> [Problem to work on]:
The answer must consist of every line below containing "Houston".

>>>>>

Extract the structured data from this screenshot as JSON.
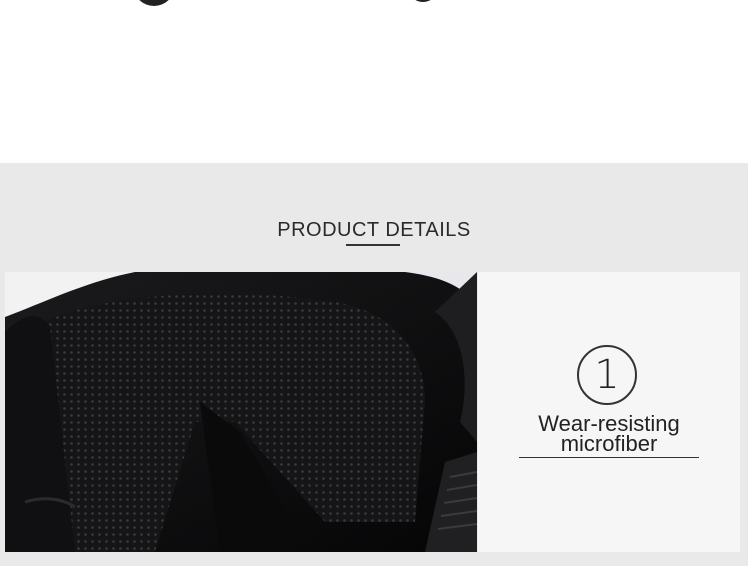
{
  "details": {
    "heading": "PRODUCT DETAILS"
  },
  "feature": {
    "number": "1",
    "title_line1": "Wear-resisting",
    "title_line2": "microfiber"
  },
  "colors": {
    "section_background": "#e9e9e9",
    "panel_background": "#f6f6f6",
    "photo_background": "#0c0c0d",
    "text": "#222222"
  }
}
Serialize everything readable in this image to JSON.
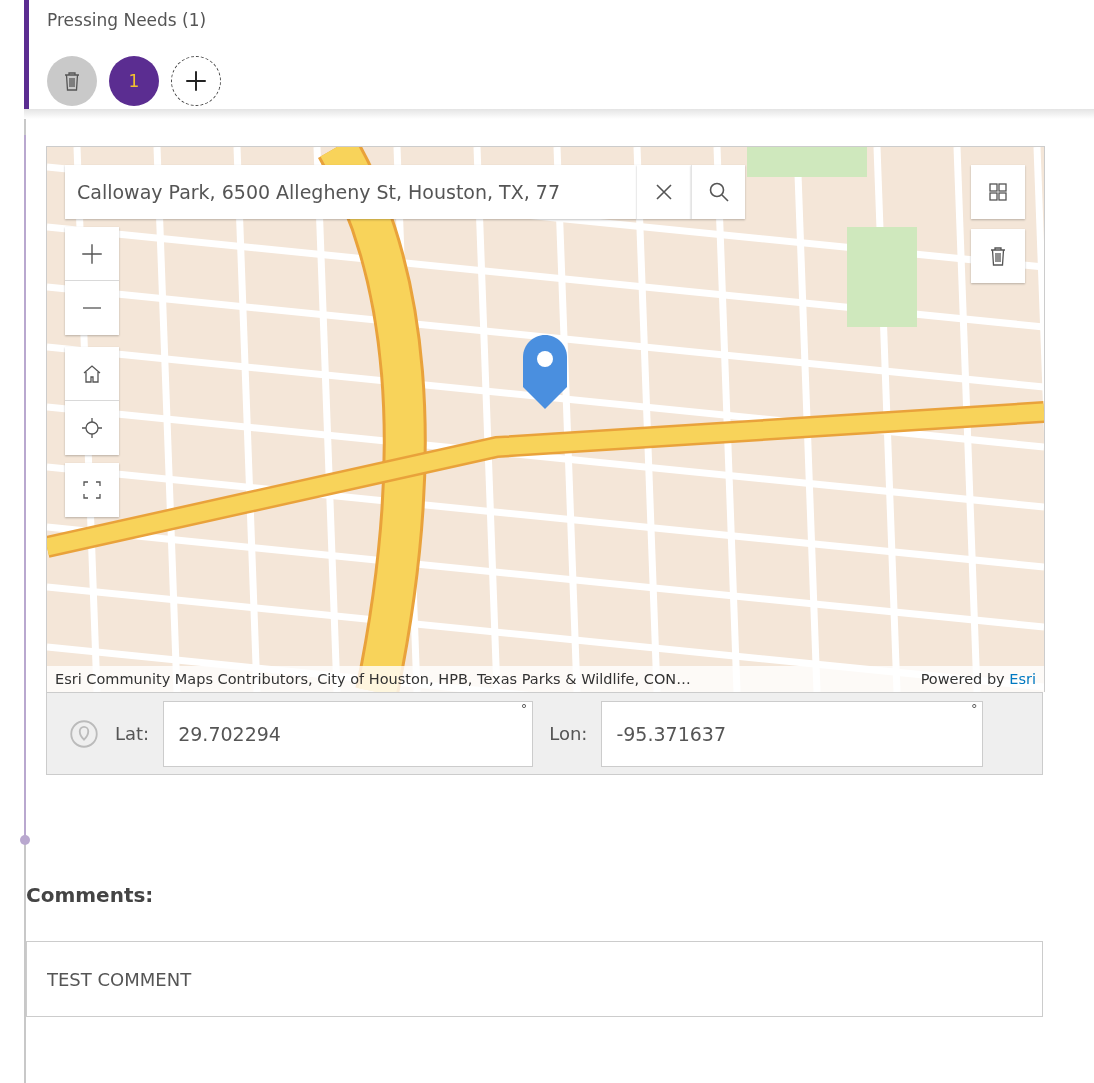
{
  "section": {
    "title": "Pressing Needs (1)",
    "records": [
      {
        "label": "1",
        "selected": true
      }
    ]
  },
  "map": {
    "search": {
      "value": "Calloway Park, 6500 Allegheny St, Houston, TX, 77"
    },
    "attribution": "Esri Community Maps Contributors, City of Houston, HPB, Texas Parks & Wildlife, CON…",
    "powered_by": "Powered by",
    "powered_link": "Esri"
  },
  "coordinates": {
    "lat_label": "Lat:",
    "lat": "29.702294",
    "lat_unit": "°",
    "lon_label": "Lon:",
    "lon": "-95.371637",
    "lon_unit": "°"
  },
  "comments": {
    "label": "Comments:",
    "value": "TEST COMMENT"
  }
}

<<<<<

> [The completed task]:
      "value": "Calloway Park, 6500 Allegheny St, Houston, TX, 77"
    "attribution": "Esri Community Maps Contributors, City of Houston, HPB, Texas Parks & Wildlife, CON…",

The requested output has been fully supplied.